● Records shown:

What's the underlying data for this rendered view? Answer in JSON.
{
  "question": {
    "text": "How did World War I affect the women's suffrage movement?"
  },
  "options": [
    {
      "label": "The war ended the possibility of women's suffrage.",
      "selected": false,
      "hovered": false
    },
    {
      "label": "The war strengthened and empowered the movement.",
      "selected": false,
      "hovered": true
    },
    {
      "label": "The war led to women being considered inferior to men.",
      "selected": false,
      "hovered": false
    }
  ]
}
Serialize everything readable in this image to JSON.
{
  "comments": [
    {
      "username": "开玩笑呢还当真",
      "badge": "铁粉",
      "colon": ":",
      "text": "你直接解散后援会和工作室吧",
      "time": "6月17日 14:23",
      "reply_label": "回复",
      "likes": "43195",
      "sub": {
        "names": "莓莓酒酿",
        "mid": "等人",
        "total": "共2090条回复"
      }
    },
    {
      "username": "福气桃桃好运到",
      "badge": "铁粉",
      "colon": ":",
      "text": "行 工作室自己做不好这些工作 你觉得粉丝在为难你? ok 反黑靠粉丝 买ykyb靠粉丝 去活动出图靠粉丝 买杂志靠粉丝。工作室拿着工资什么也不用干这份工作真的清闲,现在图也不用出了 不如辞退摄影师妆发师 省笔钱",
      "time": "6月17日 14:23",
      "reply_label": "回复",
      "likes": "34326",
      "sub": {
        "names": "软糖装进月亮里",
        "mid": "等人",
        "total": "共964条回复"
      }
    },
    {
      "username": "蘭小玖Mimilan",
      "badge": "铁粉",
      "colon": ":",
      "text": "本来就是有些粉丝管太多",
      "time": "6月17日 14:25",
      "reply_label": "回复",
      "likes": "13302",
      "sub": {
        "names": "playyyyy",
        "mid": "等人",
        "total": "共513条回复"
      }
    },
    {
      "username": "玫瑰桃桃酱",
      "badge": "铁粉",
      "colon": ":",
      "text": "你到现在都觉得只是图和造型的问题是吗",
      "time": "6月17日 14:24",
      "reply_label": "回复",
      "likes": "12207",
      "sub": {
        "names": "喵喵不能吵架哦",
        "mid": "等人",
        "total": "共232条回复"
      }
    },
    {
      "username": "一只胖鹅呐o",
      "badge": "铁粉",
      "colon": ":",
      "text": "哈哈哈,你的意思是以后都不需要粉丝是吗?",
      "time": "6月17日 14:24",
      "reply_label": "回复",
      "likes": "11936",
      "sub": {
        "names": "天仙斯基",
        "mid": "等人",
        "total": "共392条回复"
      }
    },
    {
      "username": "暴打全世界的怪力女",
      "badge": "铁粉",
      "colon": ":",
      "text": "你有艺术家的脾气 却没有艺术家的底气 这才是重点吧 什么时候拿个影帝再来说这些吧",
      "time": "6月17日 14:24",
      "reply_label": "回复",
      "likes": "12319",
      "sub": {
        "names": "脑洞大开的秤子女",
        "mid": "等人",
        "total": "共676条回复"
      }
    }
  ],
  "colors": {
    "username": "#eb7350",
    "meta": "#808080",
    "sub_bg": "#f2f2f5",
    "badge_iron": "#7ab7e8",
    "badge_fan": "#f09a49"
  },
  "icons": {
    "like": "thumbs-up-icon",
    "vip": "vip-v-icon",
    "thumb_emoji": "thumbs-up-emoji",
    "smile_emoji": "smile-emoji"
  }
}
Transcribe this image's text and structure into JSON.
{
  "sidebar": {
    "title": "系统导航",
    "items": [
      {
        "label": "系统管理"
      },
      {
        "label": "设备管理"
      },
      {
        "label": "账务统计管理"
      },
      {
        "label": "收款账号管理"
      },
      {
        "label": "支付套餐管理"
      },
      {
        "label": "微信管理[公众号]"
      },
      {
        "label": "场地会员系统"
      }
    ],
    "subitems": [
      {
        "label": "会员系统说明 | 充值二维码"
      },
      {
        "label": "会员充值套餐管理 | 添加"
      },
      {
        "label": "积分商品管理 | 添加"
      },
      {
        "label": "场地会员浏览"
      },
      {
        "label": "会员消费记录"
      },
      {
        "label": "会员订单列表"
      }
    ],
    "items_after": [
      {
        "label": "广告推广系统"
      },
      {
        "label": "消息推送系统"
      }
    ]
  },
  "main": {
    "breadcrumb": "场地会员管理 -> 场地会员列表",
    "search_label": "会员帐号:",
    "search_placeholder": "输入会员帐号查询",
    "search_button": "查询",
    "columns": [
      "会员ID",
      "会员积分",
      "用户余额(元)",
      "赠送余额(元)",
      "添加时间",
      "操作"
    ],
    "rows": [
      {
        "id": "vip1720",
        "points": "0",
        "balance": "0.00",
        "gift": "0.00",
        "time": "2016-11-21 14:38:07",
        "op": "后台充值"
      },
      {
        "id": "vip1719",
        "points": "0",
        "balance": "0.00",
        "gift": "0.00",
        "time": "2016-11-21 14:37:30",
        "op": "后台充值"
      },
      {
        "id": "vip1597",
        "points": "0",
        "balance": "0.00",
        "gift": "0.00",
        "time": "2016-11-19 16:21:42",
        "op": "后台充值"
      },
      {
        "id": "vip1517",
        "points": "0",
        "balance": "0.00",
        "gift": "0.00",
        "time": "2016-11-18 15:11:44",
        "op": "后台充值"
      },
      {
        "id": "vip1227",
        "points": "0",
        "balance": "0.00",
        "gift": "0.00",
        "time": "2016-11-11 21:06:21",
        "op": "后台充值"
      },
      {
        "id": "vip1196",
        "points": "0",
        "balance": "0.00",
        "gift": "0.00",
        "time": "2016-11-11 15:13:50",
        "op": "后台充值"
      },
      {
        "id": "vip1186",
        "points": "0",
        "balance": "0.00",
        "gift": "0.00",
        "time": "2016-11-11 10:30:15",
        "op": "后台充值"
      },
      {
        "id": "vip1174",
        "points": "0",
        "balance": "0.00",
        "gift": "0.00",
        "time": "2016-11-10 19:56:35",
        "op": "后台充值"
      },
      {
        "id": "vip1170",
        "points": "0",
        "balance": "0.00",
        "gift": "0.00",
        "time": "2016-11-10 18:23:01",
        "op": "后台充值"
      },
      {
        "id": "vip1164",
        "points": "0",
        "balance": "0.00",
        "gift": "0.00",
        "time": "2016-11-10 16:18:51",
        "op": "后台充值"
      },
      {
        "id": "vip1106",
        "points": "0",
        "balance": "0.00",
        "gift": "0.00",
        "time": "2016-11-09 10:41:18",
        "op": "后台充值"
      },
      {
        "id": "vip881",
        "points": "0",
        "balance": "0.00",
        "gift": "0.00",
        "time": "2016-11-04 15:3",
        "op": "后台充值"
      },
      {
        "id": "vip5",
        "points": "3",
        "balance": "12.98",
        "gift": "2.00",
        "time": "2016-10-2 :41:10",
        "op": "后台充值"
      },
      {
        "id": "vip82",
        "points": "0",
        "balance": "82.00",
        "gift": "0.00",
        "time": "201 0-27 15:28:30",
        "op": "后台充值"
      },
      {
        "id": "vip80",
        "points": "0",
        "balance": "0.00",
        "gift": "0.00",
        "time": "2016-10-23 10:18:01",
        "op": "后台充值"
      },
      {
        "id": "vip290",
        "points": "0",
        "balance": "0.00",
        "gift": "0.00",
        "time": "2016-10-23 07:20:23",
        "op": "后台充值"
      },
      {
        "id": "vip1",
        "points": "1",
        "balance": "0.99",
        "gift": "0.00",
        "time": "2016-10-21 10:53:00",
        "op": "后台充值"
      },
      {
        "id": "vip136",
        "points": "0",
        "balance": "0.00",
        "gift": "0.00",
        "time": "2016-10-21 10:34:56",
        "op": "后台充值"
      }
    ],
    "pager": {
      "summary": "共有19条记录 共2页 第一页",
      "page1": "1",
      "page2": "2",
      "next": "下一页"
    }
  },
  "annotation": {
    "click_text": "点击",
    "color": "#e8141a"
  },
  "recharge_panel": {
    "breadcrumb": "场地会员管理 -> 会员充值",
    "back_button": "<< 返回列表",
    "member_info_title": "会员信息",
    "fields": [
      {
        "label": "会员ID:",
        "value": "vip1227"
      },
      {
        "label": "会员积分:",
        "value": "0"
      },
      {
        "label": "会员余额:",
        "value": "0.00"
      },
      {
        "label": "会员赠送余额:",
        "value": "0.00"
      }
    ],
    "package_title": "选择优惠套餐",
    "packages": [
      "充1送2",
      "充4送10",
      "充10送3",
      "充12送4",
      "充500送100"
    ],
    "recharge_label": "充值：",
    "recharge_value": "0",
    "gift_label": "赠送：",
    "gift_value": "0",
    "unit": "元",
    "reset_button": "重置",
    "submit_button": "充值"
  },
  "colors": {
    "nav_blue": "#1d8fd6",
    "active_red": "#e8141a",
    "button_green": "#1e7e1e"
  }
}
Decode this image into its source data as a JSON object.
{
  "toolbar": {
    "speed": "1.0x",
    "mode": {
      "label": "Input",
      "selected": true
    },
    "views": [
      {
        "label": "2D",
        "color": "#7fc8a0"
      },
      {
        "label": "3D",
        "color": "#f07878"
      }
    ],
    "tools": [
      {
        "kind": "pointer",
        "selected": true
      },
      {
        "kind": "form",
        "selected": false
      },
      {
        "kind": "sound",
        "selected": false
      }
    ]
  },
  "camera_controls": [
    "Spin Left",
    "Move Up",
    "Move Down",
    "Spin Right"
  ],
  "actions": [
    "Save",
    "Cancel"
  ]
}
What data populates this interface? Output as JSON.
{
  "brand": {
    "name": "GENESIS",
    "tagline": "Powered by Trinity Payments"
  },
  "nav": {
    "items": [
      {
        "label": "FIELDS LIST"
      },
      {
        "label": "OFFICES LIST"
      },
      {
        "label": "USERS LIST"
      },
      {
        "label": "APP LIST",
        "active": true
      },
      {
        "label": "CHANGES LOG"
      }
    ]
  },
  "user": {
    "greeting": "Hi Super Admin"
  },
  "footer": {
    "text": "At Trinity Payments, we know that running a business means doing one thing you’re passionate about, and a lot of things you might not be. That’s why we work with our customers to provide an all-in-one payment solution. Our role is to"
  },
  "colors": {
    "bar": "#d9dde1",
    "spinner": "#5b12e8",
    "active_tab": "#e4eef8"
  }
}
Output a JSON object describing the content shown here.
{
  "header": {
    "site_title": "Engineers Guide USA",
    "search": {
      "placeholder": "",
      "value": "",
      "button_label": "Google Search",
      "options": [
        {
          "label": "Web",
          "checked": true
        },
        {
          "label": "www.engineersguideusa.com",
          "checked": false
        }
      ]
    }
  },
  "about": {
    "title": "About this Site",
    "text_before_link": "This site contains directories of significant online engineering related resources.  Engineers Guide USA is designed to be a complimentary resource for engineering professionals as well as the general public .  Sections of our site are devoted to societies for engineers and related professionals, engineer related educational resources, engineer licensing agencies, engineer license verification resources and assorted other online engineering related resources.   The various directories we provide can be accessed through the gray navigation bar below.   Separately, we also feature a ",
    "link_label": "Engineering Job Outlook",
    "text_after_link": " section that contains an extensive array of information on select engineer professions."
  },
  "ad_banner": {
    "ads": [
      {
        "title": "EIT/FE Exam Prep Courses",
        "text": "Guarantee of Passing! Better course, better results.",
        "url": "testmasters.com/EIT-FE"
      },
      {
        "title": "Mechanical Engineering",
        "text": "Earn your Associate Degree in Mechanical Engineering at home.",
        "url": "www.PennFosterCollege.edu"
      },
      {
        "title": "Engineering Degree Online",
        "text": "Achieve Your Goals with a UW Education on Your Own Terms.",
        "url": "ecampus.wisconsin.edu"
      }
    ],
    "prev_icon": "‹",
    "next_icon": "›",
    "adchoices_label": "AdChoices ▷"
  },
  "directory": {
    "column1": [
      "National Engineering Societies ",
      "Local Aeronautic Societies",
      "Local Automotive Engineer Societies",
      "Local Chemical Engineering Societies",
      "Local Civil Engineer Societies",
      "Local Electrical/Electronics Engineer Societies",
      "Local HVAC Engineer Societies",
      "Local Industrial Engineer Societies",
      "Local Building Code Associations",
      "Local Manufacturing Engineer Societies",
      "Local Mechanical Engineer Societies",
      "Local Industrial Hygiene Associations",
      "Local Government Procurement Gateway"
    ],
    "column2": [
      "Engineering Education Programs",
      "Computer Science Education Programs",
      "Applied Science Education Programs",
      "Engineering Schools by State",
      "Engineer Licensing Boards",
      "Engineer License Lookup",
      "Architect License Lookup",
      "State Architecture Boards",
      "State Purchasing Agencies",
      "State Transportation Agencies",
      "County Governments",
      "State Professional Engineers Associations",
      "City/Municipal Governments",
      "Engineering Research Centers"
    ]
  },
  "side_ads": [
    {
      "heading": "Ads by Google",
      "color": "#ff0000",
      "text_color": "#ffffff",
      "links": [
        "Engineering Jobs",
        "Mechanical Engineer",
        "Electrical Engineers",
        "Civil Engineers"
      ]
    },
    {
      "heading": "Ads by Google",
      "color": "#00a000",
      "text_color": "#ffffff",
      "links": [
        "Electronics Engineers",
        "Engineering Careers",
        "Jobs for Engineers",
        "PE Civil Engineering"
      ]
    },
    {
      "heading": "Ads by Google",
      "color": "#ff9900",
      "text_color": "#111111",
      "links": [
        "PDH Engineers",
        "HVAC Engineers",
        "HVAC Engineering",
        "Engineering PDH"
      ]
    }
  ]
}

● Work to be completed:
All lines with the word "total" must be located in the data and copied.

● Written solution:
        "total": "共2090条回复"
        "total": "共964条回复"
        "total": "共513条回复"
        "total": "共232条回复"
        "total": "共392条回复"
        "total": "共676条回复"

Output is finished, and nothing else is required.